The most-traded May iron ore on China's Dalian Commodity Exchange jumped as much as 3.8% to 1,057 yuan ($163.90) a tonne, rising for a fourth straight session to its strongest level since Jan. 26.
March iron ore on the Singapore Exchange climbed 2.7% to $158.70 a tonne, its highest level since Jan. 27 and up for a second day.
"It appears to me the sharp drawdown in price in late January was due to liquidity concerns in China, where the 7-day interbank repo rate rose above 3% for four sessions," said Howie Lee, an economist at OCBC Bank in Singapore.
"That has since been alleviated and iron ore prices, in tandem, have returned (to) around the breakeven price of $150/mt, suggesting the demand for iron ore remains intact," he said.
Short-term money rates eased last week as signs of liquidity tension in the interbank money markets started to fade.
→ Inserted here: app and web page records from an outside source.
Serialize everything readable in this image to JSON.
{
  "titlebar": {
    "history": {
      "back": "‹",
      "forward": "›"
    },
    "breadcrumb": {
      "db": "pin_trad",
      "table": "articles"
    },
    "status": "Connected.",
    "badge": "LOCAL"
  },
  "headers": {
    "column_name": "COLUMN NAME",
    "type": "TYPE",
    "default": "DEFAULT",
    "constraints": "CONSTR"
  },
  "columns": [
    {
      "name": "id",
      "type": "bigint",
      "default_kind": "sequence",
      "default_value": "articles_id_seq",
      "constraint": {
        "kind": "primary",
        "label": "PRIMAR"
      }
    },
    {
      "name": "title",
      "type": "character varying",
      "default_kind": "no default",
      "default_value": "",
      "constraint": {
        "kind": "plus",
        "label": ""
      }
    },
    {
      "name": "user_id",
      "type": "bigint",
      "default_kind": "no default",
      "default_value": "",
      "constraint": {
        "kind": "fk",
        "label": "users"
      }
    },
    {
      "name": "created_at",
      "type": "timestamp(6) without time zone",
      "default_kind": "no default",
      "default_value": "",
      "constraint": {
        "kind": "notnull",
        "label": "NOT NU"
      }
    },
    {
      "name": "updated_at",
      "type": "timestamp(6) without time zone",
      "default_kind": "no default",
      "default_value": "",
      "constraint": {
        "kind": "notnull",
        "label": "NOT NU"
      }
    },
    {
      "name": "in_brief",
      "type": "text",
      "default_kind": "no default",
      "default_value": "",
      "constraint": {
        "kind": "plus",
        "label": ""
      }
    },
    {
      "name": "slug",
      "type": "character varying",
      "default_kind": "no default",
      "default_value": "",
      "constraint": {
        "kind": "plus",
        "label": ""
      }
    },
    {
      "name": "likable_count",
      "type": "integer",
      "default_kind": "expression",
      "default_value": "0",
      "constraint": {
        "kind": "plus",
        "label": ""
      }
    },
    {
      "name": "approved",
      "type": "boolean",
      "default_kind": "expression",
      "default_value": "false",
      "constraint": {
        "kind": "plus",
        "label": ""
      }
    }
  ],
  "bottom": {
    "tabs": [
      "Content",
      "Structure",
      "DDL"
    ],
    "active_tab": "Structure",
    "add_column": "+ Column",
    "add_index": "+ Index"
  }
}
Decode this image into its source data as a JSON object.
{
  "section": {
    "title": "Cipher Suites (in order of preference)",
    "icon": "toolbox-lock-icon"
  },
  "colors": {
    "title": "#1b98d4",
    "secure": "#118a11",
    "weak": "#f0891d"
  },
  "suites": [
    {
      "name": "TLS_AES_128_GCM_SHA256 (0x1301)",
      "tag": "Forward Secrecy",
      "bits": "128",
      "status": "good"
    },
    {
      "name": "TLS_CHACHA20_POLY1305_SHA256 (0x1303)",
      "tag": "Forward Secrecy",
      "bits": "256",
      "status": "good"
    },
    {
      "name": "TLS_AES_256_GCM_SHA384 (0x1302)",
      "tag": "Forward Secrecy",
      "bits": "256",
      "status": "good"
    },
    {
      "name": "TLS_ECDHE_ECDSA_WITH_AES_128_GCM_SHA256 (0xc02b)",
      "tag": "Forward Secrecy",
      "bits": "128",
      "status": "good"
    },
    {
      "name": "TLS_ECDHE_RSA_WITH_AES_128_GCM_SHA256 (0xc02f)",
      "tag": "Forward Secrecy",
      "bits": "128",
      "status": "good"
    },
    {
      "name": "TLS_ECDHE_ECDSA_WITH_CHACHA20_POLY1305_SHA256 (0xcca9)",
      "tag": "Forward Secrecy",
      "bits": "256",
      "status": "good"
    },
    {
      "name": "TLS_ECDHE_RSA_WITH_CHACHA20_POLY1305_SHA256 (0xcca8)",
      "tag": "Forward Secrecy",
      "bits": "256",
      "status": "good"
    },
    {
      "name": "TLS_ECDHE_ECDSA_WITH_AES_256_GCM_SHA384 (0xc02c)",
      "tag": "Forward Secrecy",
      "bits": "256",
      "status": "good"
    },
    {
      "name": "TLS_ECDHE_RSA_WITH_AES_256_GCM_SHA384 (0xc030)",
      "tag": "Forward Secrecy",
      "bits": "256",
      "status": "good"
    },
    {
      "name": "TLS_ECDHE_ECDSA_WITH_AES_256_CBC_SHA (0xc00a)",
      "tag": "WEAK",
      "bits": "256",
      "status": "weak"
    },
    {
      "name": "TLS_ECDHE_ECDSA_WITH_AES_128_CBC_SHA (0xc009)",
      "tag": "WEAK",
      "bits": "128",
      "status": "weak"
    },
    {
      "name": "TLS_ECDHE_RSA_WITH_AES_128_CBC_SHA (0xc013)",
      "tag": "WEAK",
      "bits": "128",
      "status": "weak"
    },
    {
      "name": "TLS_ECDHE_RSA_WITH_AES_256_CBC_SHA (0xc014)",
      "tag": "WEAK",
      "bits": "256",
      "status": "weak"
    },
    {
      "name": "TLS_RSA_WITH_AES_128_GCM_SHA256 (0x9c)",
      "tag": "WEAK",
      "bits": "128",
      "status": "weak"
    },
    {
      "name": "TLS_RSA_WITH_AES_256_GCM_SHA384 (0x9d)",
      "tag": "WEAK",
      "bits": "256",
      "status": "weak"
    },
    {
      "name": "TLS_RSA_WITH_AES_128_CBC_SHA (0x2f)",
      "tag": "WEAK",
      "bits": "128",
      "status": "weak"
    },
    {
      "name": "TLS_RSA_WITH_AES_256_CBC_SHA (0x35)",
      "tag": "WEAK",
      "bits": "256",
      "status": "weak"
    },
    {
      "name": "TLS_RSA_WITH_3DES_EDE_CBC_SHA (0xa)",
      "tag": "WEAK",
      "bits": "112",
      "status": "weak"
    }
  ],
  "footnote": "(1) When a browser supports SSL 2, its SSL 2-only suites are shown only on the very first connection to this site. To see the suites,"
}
China's central bank on Monday said its prudent monetary policy would be flexible, targeted and appropriate, with no sudden shifts, as it pledged to continue with interest rate reform.
Spot iron ore in China traded at $157.50 a tonne on Monday, according to SteelHome consultancy.
"In the absence of any premature (liquidity tightening) in China, we expect iron ore prices to sustain and continue eking out gains," Lee said.
However, trading in spot and futures markets for iron ore and steel has thinned ahead of China's week-long Spring Festival holiday beginning on Thursday.
Rebar on the Shanghai Futures Exchange rose 1.7% by 0330 GMT, hot-rolled coil advanced 2.2% and stainless steel added 0.4%.
Coking coal leapt 3.2% and coke jumped 2.3%.